This game seems to have everything going for it. It has an alien invasion, destroyed cityscapes, big guns, and Tegra optimization. By all rights, Razor Salvation should be a killer game. This title isn't free and it's a big download, so you should know what you're getting into. Let's see if it's worth your time.
The premise of Razor Salvation is epic, but poorly explored. The gist of it is that aliens have invaded Earth, and you have to land your dropship in various locations to save as many humans as possible. As you progress, more of the background regarding the Xenos invasion and the infected human population is revealed. This is all fine, but I wasn't enraptured by the storytelling.
In each level your dropship plops down in the middle of a battlefield filled with broken buildings and obstacles. This is a so-called "beach head" defense game. You are stationary, and targets approach you from all sides. You have to use your pod's extensive weapon systems to hold off the Xenos troops while clearing the way for human survivors to get to you. The more folks you save, the more levels are opened up to you.
Each level continues until you run out of health and have to blast off to avoid certain doom. If you haven't saved enough people to unlock further levels, you're going to have to dive back in after a quick refuel.
Your dropship pod can rotate 360-degrees – just tap and drag to sweep your crosshairs around. This is the first place I found myself frustrated with Razor Salvation. The aiming is very, very rough. I feel like the crosshairs are jumping too much with each movement of my finger. It's incredibly hard to zero in on a target. Adjusting the sensitivity in the settings did nothing to smooth out the controls.
You have a sort of heads-up display on the screen with health, radar and weapons control. The radar is useful for seeing where the closest threats are, but it takes so long to turn your weapon emplacement around. I found myself swiping the screen over and over just to get myself pointed in the right direction.
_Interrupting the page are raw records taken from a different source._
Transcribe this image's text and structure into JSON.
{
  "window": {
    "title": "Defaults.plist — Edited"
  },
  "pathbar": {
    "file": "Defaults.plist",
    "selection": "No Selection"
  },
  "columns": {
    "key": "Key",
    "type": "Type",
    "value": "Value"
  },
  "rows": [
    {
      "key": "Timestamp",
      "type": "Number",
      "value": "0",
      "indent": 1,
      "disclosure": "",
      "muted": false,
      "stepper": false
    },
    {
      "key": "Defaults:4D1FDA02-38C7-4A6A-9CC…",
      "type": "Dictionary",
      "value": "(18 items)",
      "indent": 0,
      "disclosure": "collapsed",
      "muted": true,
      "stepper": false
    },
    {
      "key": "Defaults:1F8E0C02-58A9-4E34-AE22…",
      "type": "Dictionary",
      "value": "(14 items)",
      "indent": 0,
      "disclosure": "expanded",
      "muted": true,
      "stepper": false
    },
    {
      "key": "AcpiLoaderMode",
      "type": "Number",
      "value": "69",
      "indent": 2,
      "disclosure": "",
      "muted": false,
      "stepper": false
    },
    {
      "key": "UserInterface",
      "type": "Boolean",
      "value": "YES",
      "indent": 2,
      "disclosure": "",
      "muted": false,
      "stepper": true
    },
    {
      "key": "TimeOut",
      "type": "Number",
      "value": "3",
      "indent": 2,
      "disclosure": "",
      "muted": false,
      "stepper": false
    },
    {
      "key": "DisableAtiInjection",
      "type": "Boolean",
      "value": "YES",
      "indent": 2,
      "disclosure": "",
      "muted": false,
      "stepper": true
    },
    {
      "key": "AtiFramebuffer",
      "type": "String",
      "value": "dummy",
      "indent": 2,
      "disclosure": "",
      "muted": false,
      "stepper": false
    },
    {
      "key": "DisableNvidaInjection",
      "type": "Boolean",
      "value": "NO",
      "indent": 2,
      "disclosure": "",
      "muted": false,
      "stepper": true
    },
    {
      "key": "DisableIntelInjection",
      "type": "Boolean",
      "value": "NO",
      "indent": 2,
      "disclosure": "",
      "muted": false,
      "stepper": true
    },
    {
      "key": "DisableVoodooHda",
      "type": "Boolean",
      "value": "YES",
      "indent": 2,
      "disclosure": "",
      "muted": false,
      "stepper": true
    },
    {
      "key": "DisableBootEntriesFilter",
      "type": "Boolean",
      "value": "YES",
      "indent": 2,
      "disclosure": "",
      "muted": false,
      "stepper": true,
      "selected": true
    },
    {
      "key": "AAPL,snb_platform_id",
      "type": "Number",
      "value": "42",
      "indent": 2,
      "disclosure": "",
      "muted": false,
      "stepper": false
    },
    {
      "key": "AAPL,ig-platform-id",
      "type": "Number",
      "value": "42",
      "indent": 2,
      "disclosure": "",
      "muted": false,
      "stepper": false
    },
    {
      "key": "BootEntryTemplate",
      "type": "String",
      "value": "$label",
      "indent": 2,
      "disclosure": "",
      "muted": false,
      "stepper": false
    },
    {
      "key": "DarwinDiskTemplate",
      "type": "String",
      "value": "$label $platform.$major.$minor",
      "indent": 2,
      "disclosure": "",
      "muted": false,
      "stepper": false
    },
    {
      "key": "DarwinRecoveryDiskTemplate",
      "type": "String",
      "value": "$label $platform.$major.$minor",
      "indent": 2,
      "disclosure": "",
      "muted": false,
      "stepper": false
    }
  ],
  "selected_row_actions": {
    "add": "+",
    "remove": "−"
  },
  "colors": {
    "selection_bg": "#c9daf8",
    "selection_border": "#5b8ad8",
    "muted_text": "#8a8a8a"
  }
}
It felt like dialing an old rotary phone, but instead of talking to a person I'm screaming at my tablet.
The fire button works well. All you have to do is push it so Blowfish Studios doesn't get too many points for not messing that up. You can switch between six weapons and two special weapons. The weaker standard weapons have unlimited ammo, but you need to watch your rounds with the others. Opening the weapon swap panel doesn't pause the game, but it really should.
The visuals in Razor Salvation alternate between passable and unacceptably bad. I would be willing to give it a little more credit, but this is supposed to be a Tegra title. The Android community has grown to expect a Tegra game to deliver something that looks great. In this case, the graphics are worse than many non-Tegra titles I've played.
Texture resolution is acceptable in most places, but there is definite blurring on some objects. The alien units look clean and simple, but they move awkwardly. The humans in their radiation suits aren't much better. When you look at the enemy models in the menu, they look fine. During actual gameplay, though, it's not impressive at all.
Alaising is also a big problem. There are jaggies along a lot of edges, and it actually makes it hard to pick out distant enemies. The developer is calling this "console level" graphics. I'm not sure what console they're referring to. Maybe the PS1?
Cost and Conclusion
You are awarded with cash when you rescue humans in Razor Salvation, and you're going to use it to buy more ammo and upgrades for your weapons. You are also given metals for accomplishing various objectives. The metals can be used for cosmetic changes. If you don't have enough cash or metals for an upgrade, you can make an in-app purchase of metals. Either spend the metals, or turn them into cash.
I consider this a fairly abusive use of in-app billing. You not only have to buy upgrades, but the game forces you to keep stocking up on ammo to continue playing. Sure, you can grind through with the low-level weapons to find cash, but Razor Salvation is already aggravating enough as it is. This game costs $2 up front, and it does not warrant spending anything through in-app purchases.
Sometimes a game is just a miss, and Razor Salvation is definitely one of those. The graphics are mediocre, the story is uninteresting, and the controls are a complete disaster. I had absolutely zero fun playing it and can't recommend you buy it.